cooking as you'll lose the delicate flavours. Pandan leaves are most
commonly used in desserts but there are a few savoury uses for it.

Marinate
large bite size pieces of chicken in your favourite fried chicken sauce

eg.
fish sauce, soya sauce, garlic, ginger, etc. etc. Leave to stand for 1/2
hour etc. & use fresh pandan leaves to parcel wrap the chicken pieces
tightly. Deep fry the wrapped parcels until chicken is cooked & serve.

The
chicken pieces will retain the delicate flavours of the pandan leaves.

The
is a similar to the Chinese/HK Chinese version of paperbag chicken

except
it
smells & taste fragrant.



Thanks, DC. I immediately thought of this dish after the original post,

but
couldn't find it in my cookbooks -- could have sworn I had a recipe for it
somewhere. Could you give us the name for it? I'm still convinced I have

a
recipe for it somewhere.

Peter

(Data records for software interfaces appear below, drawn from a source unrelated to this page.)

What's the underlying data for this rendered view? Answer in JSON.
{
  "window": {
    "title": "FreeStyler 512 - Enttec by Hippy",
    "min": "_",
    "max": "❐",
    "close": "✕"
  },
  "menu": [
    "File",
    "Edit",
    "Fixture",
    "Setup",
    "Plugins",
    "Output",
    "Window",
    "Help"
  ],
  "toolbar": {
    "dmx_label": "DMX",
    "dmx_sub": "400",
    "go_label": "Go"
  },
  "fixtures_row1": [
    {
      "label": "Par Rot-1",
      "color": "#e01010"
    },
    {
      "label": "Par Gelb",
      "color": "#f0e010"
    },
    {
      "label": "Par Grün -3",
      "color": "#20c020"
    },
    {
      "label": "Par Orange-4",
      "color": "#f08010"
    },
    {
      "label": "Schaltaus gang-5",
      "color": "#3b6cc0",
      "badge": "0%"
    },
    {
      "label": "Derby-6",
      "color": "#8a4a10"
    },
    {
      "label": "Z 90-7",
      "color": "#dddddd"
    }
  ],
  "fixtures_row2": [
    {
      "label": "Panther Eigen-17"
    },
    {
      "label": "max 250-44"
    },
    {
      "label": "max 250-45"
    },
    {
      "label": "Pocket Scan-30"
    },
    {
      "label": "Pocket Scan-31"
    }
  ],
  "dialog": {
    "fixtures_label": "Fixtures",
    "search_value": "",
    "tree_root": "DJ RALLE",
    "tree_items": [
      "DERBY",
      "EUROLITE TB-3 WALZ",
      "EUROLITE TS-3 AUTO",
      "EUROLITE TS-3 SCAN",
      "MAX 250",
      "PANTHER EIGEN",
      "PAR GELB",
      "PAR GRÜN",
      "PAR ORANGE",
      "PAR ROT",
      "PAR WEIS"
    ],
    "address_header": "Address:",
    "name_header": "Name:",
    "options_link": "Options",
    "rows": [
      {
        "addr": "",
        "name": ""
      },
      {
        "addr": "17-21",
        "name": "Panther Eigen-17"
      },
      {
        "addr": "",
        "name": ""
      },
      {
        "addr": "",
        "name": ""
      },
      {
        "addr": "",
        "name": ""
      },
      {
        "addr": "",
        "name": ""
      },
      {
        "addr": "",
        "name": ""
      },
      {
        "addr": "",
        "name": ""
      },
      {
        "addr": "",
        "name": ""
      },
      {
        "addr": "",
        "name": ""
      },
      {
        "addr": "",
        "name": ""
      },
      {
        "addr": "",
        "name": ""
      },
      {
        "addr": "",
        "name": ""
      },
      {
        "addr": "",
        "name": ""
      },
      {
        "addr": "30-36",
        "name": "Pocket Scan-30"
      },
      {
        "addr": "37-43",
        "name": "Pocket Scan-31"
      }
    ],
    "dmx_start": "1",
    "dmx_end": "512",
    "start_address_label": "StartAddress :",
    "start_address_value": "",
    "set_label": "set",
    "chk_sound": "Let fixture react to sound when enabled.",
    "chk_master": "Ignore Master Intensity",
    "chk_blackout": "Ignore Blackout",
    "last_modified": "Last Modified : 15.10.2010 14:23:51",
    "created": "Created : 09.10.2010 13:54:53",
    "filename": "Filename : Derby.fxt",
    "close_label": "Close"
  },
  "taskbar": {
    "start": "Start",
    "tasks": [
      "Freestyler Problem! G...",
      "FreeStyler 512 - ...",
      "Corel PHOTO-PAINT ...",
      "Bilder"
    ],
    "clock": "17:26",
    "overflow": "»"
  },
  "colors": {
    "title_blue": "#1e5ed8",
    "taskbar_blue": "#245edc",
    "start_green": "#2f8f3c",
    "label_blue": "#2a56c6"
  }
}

  #7 (permalink)  
Old 01-11-2003, 09:42 AM
Kali
Usenet poster
 
Posts: n/a
Default Lye Water & Pandanus Essence

Thanks for your help and corrections, folks! I have since made a very nice
nasi lemak and the rice with coconut and the pandanus tasted *exactly* as I
had it long ago in a little restaurant (now closed) nearby. Someone tipped
me that pandanus is also known as screwpine and suddenly recipes are
everywhere! Next stop is the chicken recipe kindly provided by DC - thanks
again guys!

"DC." wrote in message
...
Hi Peter Dy,

My Thai isn't up to scratch but i think the name of the dish you're

looking
for is Gai Hor Bai Toey, we just call it deep fried pandan chicken & our
recipe changes to our taste, sometimes we add oyster sauce for a more
cantonese taste, sometimes we go for Thai with fish sauce, soya sauce,

sugar
& garlic + coriander paste or a more malay flavour with tumeric &

coriander.
I think chicken thigh & leg pieces are normally used for this dish, a good
way of using up brown chicken meat i think.

DC.


Peter Dy wrote in message
m...

"DC." wrote in message
...
Don't bother with the dried pandan leaves... always use fresh ones

when
cooking as you'll lose the delicate flavours. Pandan leaves are most
commonly used in desserts but there are a few savoury uses for it.

Marinate
large bite size pieces of chicken in your favourite fried chicken

sauce
eg.
fish sauce, soya sauce, garlic, ginger, etc. etc. Leave to stand for

1/2
hour etc. & use fresh pandan leaves to parcel wrap the chicken pieces
tightly. Deep fry the wrapped parcels until chicken is cooked & serve.

The
chicken pieces will retain the delicate flavours of the pandan leaves.

The
is a similar to the Chinese/HK Chinese version of paperbag chicken

except
it
smells & taste fragrant.



Thanks, DC. I immediately thought of this dish after the original post,

but
couldn't find it in my cookbooks -- could have sworn I had a recipe for

it
somewhere. Could you give us the name for it? I'm still convinced I

have
a
recipe for it somewhere.

Peter






 




Thread Tools Search this Thread
Search this Thread:

Advanced Search
Display Modes

Posting Rules
You may not post new threads
You may not post replies
You may not post attachments
You may not edit your posts

vB code is On
Smilies are On
[IMG] code is On
HTML code is Off
Trackbacks are On
Pingbacks are On
Refbacks are On

Similar Threads
Thread Thread Starter Forum Replies Last Post
rec.food.sourdough FAQ.Starter.Doctor Darrell Greenwood Sourdough 0 13-05-2004 11:34 AM
H2O PENMART01 General Cooking 0 17-02-2004 09:46 PM
rec.food.sourdough FAQ.Starter.Doctor Darrell Greenwood Sourdough 0 04-01-2004 12:34 PM
rec.food.sourdough FAQ.Starter.Doctor Darrell Greenwood Sourdough 0 15-12-2003 09:45 AM
rec.food.sourdough FAQ.Starter.Doctor Darrell Greenwood Sourdough 0 12-10-2003 09:54 AM


All times are GMT +1. The time now is 07:24 PM.


Powered by vBulletin® Version 3.6.4
Copyright ©2000 - 2014, Jelsoft Enterprises Ltd.SEO by vBSEO 3.2.0
Copyright 2004-2014 FoodBanter.com.
The comments are property of their posters.